**ASSIGNMENT**
Restate each record word for word, from the first to the last.
*** RECORD EXCERPTS ***
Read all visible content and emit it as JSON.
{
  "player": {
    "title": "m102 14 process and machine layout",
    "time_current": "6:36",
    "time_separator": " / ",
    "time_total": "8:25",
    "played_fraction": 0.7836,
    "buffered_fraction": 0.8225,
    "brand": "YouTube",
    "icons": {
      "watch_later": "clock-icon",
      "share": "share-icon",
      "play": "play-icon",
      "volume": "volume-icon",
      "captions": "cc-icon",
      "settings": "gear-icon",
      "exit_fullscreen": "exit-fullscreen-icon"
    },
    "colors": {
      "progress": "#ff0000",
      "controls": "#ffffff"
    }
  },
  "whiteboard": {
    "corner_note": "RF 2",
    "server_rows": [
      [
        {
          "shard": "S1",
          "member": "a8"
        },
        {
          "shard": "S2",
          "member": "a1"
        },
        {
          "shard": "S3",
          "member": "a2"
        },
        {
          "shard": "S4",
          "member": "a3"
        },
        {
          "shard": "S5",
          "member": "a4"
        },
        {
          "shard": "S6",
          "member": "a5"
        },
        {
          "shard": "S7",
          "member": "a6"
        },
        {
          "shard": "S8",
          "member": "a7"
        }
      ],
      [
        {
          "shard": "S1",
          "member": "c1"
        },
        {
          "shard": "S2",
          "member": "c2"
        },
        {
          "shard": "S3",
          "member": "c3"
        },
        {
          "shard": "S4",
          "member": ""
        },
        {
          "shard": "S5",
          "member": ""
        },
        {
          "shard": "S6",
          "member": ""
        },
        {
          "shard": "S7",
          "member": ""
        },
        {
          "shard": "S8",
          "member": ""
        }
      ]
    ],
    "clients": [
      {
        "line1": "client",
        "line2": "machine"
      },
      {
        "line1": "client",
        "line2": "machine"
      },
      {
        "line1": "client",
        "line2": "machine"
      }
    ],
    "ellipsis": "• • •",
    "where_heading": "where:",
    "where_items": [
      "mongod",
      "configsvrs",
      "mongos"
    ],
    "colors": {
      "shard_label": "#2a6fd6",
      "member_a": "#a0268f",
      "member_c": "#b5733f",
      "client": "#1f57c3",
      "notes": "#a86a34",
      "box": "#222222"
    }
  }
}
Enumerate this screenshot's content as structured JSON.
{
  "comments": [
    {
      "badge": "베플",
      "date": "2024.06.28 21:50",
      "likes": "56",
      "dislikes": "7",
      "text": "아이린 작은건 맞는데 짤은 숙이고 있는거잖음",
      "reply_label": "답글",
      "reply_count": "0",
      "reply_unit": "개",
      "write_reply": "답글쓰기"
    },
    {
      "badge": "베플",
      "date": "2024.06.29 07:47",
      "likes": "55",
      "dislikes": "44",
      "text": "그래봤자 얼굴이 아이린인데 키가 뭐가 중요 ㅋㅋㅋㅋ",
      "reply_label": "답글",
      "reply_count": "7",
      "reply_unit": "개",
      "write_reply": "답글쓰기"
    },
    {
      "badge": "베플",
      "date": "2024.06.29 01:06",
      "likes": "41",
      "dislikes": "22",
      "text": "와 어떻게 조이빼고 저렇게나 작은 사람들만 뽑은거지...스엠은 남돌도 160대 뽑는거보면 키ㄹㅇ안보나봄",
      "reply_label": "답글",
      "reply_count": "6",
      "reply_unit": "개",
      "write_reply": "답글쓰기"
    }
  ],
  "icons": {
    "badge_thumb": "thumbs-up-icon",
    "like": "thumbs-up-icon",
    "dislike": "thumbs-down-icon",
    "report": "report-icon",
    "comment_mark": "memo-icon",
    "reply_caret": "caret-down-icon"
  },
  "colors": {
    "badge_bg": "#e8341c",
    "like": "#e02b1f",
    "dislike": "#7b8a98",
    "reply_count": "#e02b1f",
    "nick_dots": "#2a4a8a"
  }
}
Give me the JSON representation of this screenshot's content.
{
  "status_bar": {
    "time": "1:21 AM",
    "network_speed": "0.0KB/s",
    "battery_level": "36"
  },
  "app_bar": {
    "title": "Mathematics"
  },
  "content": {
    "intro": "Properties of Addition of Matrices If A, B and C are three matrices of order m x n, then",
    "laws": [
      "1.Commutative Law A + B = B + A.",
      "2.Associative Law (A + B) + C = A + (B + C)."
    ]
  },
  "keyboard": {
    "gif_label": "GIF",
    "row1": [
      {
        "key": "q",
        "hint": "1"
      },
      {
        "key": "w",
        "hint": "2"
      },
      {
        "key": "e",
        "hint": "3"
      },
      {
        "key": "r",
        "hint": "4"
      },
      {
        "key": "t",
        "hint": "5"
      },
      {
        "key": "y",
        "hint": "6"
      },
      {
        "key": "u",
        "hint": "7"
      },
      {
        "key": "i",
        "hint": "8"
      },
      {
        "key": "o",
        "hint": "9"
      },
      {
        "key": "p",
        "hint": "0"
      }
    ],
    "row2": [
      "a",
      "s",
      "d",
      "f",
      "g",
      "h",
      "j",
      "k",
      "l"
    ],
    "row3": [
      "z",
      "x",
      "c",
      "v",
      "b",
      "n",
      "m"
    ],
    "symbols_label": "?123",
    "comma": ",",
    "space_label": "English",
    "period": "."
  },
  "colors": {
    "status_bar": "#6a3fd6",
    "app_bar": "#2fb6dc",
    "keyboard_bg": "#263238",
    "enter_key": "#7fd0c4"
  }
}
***
**ANSWER TO THIS TASK**
Read all visible content and emit it as JSON.
{
  "player": {
    "title": "m102 14 process and machine layout",
    "time_current": "6:36",
    "time_separator": " / ",
    "time_total": "8:25",
    "played_fraction": 0.7836,
    "buffered_fraction": 0.8225,
    "brand": "YouTube",
    "icons": {
      "watch_later": "clock-icon",
      "share": "share-icon",
      "play": "play-icon",
      "volume": "volume-icon",
      "captions": "cc-icon",
      "settings": "gear-icon",
      "exit_fullscreen": "exit-fullscreen-icon"
    },
    "colors": {
      "progress": "#ff0000",
      "controls": "#ffffff"
    }
  },
  "whiteboard": {
    "corner_note": "RF 2",
    "server_rows": [
      [
        {
          "shard": "S1",
          "member": "a8"
        },
        {
          "shard": "S2",
          "member": "a1"
        },
        {
          "shard": "S3",
          "member": "a2"
        },
        {
          "shard": "S4",
          "member": "a3"
        },
        {
          "shard": "S5",
          "member": "a4"
        },
        {
          "shard": "S6",
          "member": "a5"
        },
        {
          "shard": "S7",
          "member": "a6"
        },
        {
          "shard": "S8",
          "member": "a7"
        }
      ],
      [
        {
          "shard": "S1",
          "member": "c1"
        },
        {
          "shard": "S2",
          "member": "c2"
        },
        {
          "shard": "S3",
          "member": "c3"
        },
        {
          "shard": "S4",
          "member": ""
        },
        {
          "shard": "S5",
          "member": ""
        },
        {
          "shard": "S6",
          "member": ""
        },
        {
          "shard": "S7",
          "member": ""
        },
        {
          "shard": "S8",
          "member": ""
        }
      ]
    ],
    "clients": [
      {
        "line1": "client",
        "line2": "machine"
      },
      {
        "line1": "client",
        "line2": "machine"
      },
      {
        "line1": "client",
        "line2": "machine"
      }
    ],
    "ellipsis": "• • •",
    "where_heading": "where:",
    "where_items": [
      "mongod",
      "configsvrs",
      "mongos"
    ],
    "colors": {
      "shard_label": "#2a6fd6",
      "member_a": "#a0268f",
      "member_c": "#b5733f",
      "client": "#1f57c3",
      "notes": "#a86a34",
      "box": "#222222"
    }
  }
}
Enumerate this screenshot's content as structured JSON.
{
  "comments": [
    {
      "badge": "베플",
      "date": "2024.06.28 21:50",
      "likes": "56",
      "dislikes": "7",
      "text": "아이린 작은건 맞는데 짤은 숙이고 있는거잖음",
      "reply_label": "답글",
      "reply_count": "0",
      "reply_unit": "개",
      "write_reply": "답글쓰기"
    },
    {
      "badge": "베플",
      "date": "2024.06.29 07:47",
      "likes": "55",
      "dislikes": "44",
      "text": "그래봤자 얼굴이 아이린인데 키가 뭐가 중요 ㅋㅋㅋㅋ",
      "reply_label": "답글",
      "reply_count": "7",
      "reply_unit": "개",
      "write_reply": "답글쓰기"
    },
    {
      "badge": "베플",
      "date": "2024.06.29 01:06",
      "likes": "41",
      "dislikes": "22",
      "text": "와 어떻게 조이빼고 저렇게나 작은 사람들만 뽑은거지...스엠은 남돌도 160대 뽑는거보면 키ㄹㅇ안보나봄",
      "reply_label": "답글",
      "reply_count": "6",
      "reply_unit": "개",
      "write_reply": "답글쓰기"
    }
  ],
  "icons": {
    "badge_thumb": "thumbs-up-icon",
    "like": "thumbs-up-icon",
    "dislike": "thumbs-down-icon",
    "report": "report-icon",
    "comment_mark": "memo-icon",
    "reply_caret": "caret-down-icon"
  },
  "colors": {
    "badge_bg": "#e8341c",
    "like": "#e02b1f",
    "dislike": "#7b8a98",
    "reply_count": "#e02b1f",
    "nick_dots": "#2a4a8a"
  }
}
Give me the JSON representation of this screenshot's content.
{
  "status_bar": {
    "time": "1:21 AM",
    "network_speed": "0.0KB/s",
    "battery_level": "36"
  },
  "app_bar": {
    "title": "Mathematics"
  },
  "content": {
    "intro": "Properties of Addition of Matrices If A, B and C are three matrices of order m x n, then",
    "laws": [
      "1.Commutative Law A + B = B + A.",
      "2.Associative Law (A + B) + C = A + (B + C)."
    ]
  },
  "keyboard": {
    "gif_label": "GIF",
    "row1": [
      {
        "key": "q",
        "hint": "1"
      },
      {
        "key": "w",
        "hint": "2"
      },
      {
        "key": "e",
        "hint": "3"
      },
      {
        "key": "r",
        "hint": "4"
      },
      {
        "key": "t",
        "hint": "5"
      },
      {
        "key": "y",
        "hint": "6"
      },
      {
        "key": "u",
        "hint": "7"
      },
      {
        "key": "i",
        "hint": "8"
      },
      {
        "key": "o",
        "hint": "9"
      },
      {
        "key": "p",
        "hint": "0"
      }
    ],
    "row2": [
      "a",
      "s",
      "d",
      "f",
      "g",
      "h",
      "j",
      "k",
      "l"
    ],
    "row3": [
      "z",
      "x",
      "c",
      "v",
      "b",
      "n",
      "m"
    ],
    "symbols_label": "?123",
    "comma": ",",
    "space_label": "English",
    "period": "."
  },
  "colors": {
    "status_bar": "#6a3fd6",
    "app_bar": "#2fb6dc",
    "keyboard_bg": "#263238",
    "enter_key": "#7fd0c4"
  }
}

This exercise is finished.